Pitch Johnson, one of the fathers of U.S. venture capital and an early proponent of Russian investing, has withdrawn his personal support from
Johnson says he pulled out because, “They didn’t want to do anything I’d call venture capital.”
Bioprocess Capital was one of three partnerships to receive financing from the Russian government through an economic stimulus plan called the
The RVC was set up in September 2006 to be a 49% stake holder in funds established to invest in Russian technology startups and was designed to mimic a stimulus program in Israel known as “Yozma” from several decades prior. The Russian government committed $500 million to the program in 2006, but upped its commitment to $1.2 billion in 2007. Johnson had a hand in shaping the program.
A separate venture fund that won backing from the RVC last year is still raising funds. The partnership between Russian bank VTB and
However, many investors lately have reconsidered their commitments to Russia. The country’s stock market is down 43.2% since the beginning of the year, due primarily to the drop in oil and natural gas commodity prices. The country also sustained bad press for its response to Georgia’s incursion into South Ossetia in August. But neither factor was an influence in Johnson’s decision to pull out of the Bioprocess Capital fund, he says.
“As the fund finally shaped up, with VEB in control, venture capital for startups and young companies was not high on the agenda, and investments in existing companies would be the primary activity,” Johnson says. “While we Westerners were listed as ‘experts’ in the application [to receive funds from the RVC], our venture skills are not being utilized and I don’t expect any further involvement.”
Bioprocess is still a going concern, but has certainly suffered a blow from Johnson’s pullout—or at least it would be if the firm were looking to do venture investing.
Johnson was an influential force in Russia’s development of a venture industry and had talked about the benefits of VC in the country as early as 1990. That year, Johnson gave a talk about entrepreneurship to the Leningrad City Council.
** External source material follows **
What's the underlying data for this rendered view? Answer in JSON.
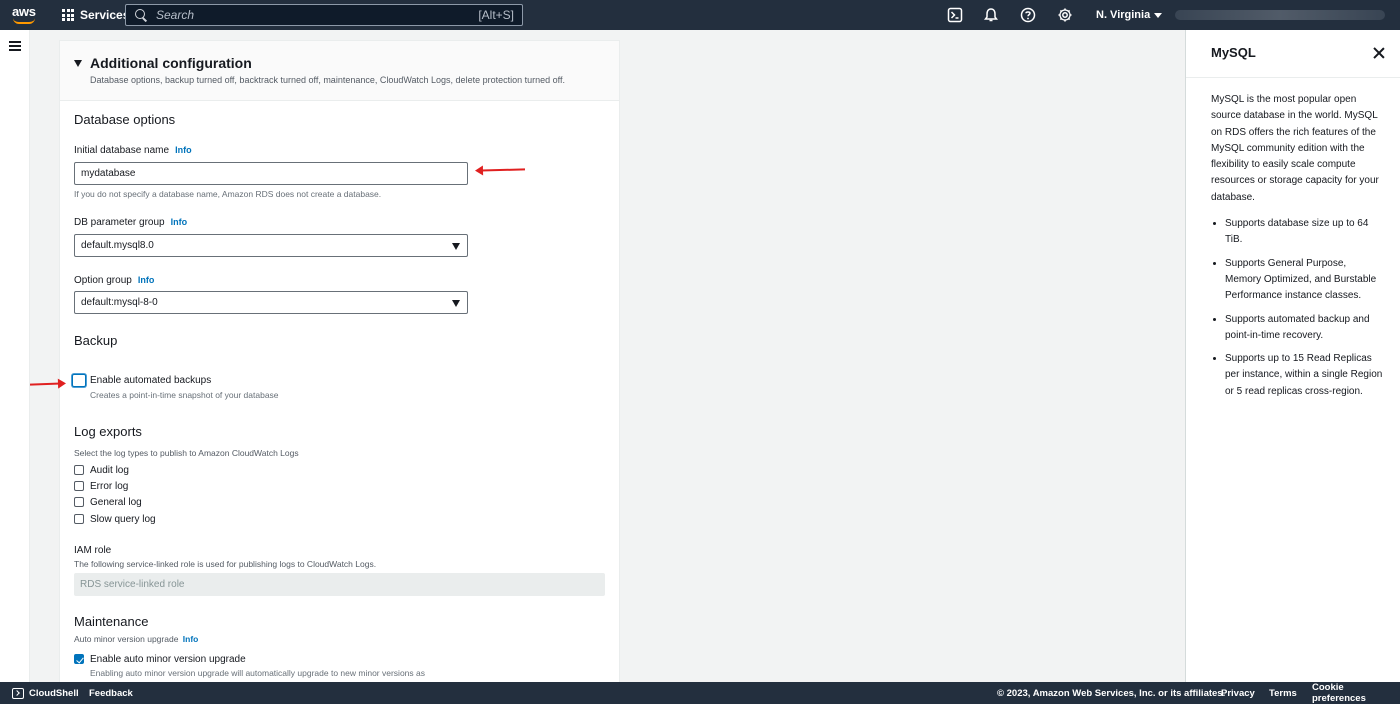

Johnson recalls that sitting in the audience that day was City Councilman Vladimir Putin, who is now prime minister.
This is not the first time a foreign venture firm has pulled out of its participation in the RVC program. Israeli VC firm
Fishman pared back when Oleg Shvartsman, one of the Russian partners of Finance Trust, told a reporter that he used ties to government security officers to force private business owners to sell their companies below their market value. It reinforced the worst fears of foreign investors, namely that Russia was a lawless place to do business.
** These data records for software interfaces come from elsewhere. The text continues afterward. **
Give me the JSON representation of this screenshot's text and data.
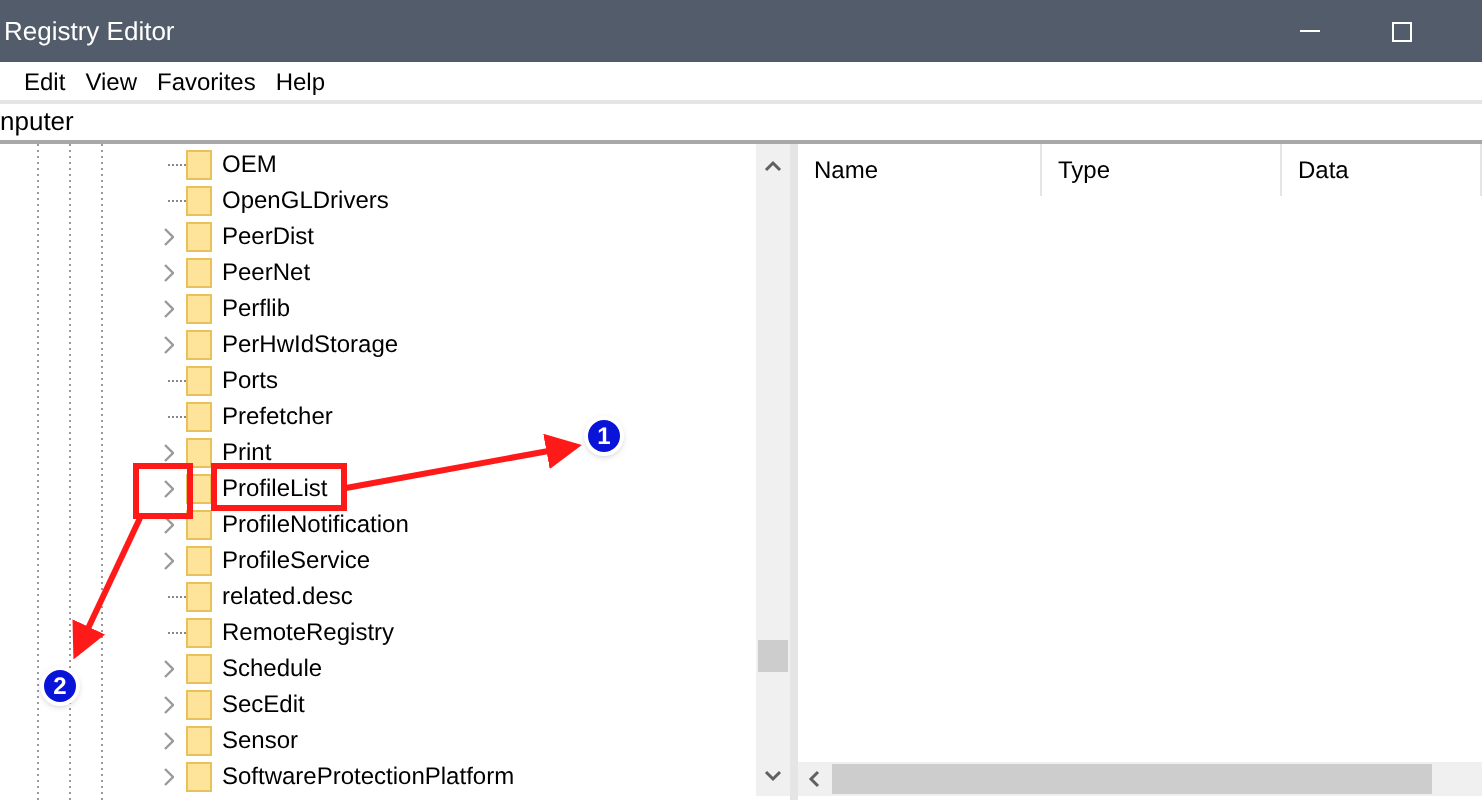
{
  "window": {
    "title": "Registry Editor"
  },
  "menu": [
    {
      "label": "Edit"
    },
    {
      "label": "View"
    },
    {
      "label": "Favorites"
    },
    {
      "label": "Help"
    }
  ],
  "address_bar": {
    "value": "nputer"
  },
  "tree": [
    {
      "label": "OEM",
      "kind": "leaf"
    },
    {
      "label": "OpenGLDrivers",
      "kind": "leaf"
    },
    {
      "label": "PeerDist",
      "kind": "expandable"
    },
    {
      "label": "PeerNet",
      "kind": "expandable"
    },
    {
      "label": "Perflib",
      "kind": "expandable"
    },
    {
      "label": "PerHwIdStorage",
      "kind": "expandable"
    },
    {
      "label": "Ports",
      "kind": "leaf"
    },
    {
      "label": "Prefetcher",
      "kind": "leaf"
    },
    {
      "label": "Print",
      "kind": "expandable"
    },
    {
      "label": "ProfileList",
      "kind": "expandable"
    },
    {
      "label": "ProfileNotification",
      "kind": "expandable"
    },
    {
      "label": "ProfileService",
      "kind": "expandable"
    },
    {
      "label": "related.desc",
      "kind": "leaf"
    },
    {
      "label": "RemoteRegistry",
      "kind": "leaf"
    },
    {
      "label": "Schedule",
      "kind": "expandable"
    },
    {
      "label": "SecEdit",
      "kind": "expandable"
    },
    {
      "label": "Sensor",
      "kind": "expandable"
    },
    {
      "label": "SoftwareProtectionPlatform",
      "kind": "expandable"
    }
  ],
  "table": {
    "columns": [
      "Name",
      "Type",
      "Data"
    ]
  },
  "annotations": [
    {
      "label": "1"
    },
    {
      "label": "2"
    }
  ]
}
Fishman returned to Russia with a new partner in June 2008. It launched Tamir Fishman Russia as a $100 million fund with help from Central Invest Group, a Russian investment bank.
Johnson stresses that the people he worked with in Russia were “square guys and on the ‘up and up.’”